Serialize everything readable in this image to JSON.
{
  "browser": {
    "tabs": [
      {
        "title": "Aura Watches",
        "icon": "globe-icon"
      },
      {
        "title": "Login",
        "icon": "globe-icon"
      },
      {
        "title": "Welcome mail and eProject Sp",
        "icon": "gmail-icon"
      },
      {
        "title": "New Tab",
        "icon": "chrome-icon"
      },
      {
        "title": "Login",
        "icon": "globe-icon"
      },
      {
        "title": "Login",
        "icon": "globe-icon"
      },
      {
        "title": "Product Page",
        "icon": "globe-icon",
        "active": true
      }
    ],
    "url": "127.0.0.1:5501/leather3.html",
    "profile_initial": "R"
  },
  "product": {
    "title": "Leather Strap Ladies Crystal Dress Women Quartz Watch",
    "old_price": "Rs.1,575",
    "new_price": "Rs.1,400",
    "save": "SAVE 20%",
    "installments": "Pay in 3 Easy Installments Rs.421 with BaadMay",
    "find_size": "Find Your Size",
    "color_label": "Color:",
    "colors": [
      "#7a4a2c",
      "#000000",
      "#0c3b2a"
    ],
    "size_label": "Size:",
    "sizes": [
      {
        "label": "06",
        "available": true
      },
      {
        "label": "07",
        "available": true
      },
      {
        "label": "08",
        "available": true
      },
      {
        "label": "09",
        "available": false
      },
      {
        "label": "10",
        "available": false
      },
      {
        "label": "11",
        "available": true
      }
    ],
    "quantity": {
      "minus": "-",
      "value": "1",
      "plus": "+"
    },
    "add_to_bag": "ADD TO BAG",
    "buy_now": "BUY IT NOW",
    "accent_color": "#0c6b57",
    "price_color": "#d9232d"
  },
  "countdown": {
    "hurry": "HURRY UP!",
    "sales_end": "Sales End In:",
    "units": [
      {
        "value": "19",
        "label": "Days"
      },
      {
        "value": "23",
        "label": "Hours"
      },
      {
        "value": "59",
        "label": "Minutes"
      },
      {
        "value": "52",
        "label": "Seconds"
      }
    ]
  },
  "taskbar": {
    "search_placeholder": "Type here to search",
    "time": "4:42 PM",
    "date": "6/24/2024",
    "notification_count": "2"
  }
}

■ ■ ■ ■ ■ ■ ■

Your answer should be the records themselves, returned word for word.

Serialize everything readable in this image to JSON.
{
  "browser": {
    "tabs": [
      {
        "title": "Aura Watches",
        "icon": "globe-icon"
      },
      {
        "title": "Login",
        "icon": "globe-icon"
      },
      {
        "title": "Welcome mail and eProject Sp",
        "icon": "gmail-icon"
      },
      {
        "title": "New Tab",
        "icon": "chrome-icon"
      },
      {
        "title": "Login",
        "icon": "globe-icon"
      },
      {
        "title": "Login",
        "icon": "globe-icon"
      },
      {
        "title": "Product Page",
        "icon": "globe-icon",
        "active": true
      }
    ],
    "url": "127.0.0.1:5501/leather3.html",
    "profile_initial": "R"
  },
  "product": {
    "title": "Leather Strap Ladies Crystal Dress Women Quartz Watch",
    "old_price": "Rs.1,575",
    "new_price": "Rs.1,400",
    "save": "SAVE 20%",
    "installments": "Pay in 3 Easy Installments Rs.421 with BaadMay",
    "find_size": "Find Your Size",
    "color_label": "Color:",
    "colors": [
      "#7a4a2c",
      "#000000",
      "#0c3b2a"
    ],
    "size_label": "Size:",
    "sizes": [
      {
        "label": "06",
        "available": true
      },
      {
        "label": "07",
        "available": true
      },
      {
        "label": "08",
        "available": true
      },
      {
        "label": "09",
        "available": false
      },
      {
        "label": "10",
        "available": false
      },
      {
        "label": "11",
        "available": true
      }
    ],
    "quantity": {
      "minus": "-",
      "value": "1",
      "plus": "+"
    },
    "add_to_bag": "ADD TO BAG",
    "buy_now": "BUY IT NOW",
    "accent_color": "#0c6b57",
    "price_color": "#d9232d"
  },
  "countdown": {
    "hurry": "HURRY UP!",
    "sales_end": "Sales End In:",
    "units": [
      {
        "value": "19",
        "label": "Days"
      },
      {
        "value": "23",
        "label": "Hours"
      },
      {
        "value": "59",
        "label": "Minutes"
      },
      {
        "value": "52",
        "label": "Seconds"
      }
    ]
  },
  "taskbar": {
    "search_placeholder": "Type here to search",
    "time": "4:42 PM",
    "date": "6/24/2024",
    "notification_count": "2"
  }
}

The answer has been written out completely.